Management: This disorder may be recurrent or very difficult to manage in the presence of underlying skin disease. The patient understanding and acceptance of the chronic nature of this disorder is critical to the success of management. Lid cleansing typically with a dilute sodium bicarbonate solution, or LidCare® combined with a smearing of topical antibiotics to the eyelid margin will have the greatest affect, provided this is carried out routinely twice daily, for at least 1 month. In some cases, supplementation with weak topical steroids may be beneficial to control the secondary conjunctival inflammation, and used cautiously. If the patient is symptomatic of dry eye, then this should be management with topical lubricants as necessary.
This is quite a complex disorder, and typically misdiagnosed. As it is so common, and causes significant patient morbidity, its presentation and management should be a stand alone topic, and will be dealt with in full in the next issue.
I would like to thank Dr Anthony Maloof for his great therapeutic summaries so far. His expertise in anterior segment disease, cataract surgery and oculoplastics is an invaluable contribution to this monthly newsletter.
Anthony would welcome your enquiries at:
Phone: 1300 303 669
Rooms (Sydney city):
Suite 13, Level 9, William Bland Building, 229-231 Macquarie St Sydney 2000
Suite 7, The Ashley Centre, 1a Ashley Lane, Westmead 2145

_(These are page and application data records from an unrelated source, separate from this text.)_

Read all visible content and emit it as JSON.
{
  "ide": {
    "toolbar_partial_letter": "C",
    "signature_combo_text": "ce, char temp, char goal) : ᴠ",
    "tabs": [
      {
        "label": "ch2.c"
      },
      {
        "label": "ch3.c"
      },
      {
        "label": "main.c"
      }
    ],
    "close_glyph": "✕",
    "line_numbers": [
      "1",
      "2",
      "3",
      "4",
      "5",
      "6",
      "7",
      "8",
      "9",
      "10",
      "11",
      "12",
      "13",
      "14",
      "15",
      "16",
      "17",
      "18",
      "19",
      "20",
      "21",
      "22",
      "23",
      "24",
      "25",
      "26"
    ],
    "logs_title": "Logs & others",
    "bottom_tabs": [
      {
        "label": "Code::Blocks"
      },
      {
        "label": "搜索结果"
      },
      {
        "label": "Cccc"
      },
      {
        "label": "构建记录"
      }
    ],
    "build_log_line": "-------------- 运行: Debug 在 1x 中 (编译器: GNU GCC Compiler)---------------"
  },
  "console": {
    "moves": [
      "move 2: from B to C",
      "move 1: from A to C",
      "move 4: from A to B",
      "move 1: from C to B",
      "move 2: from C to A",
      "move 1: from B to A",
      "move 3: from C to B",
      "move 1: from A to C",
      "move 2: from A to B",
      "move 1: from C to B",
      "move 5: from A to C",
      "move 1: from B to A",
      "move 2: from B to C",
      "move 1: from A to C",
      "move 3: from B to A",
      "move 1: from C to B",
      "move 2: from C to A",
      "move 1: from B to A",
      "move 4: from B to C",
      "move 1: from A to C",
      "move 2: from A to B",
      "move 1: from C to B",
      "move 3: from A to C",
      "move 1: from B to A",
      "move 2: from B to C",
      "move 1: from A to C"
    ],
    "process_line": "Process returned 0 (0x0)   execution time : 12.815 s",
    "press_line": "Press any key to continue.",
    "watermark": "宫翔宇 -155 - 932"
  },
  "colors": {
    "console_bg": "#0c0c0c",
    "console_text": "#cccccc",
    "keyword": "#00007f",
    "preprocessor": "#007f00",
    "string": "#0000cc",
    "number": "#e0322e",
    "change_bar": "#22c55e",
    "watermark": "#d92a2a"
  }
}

Blepharitis deserves to be in a whole days seminar. Register your interest for Ocular Therapeutics 2006 , which will devote a session to the diagnosis and management of this ocular disease. Efficient implementation of ocular therapeutics is another great way to differentiate your practice and thus make you more profitable.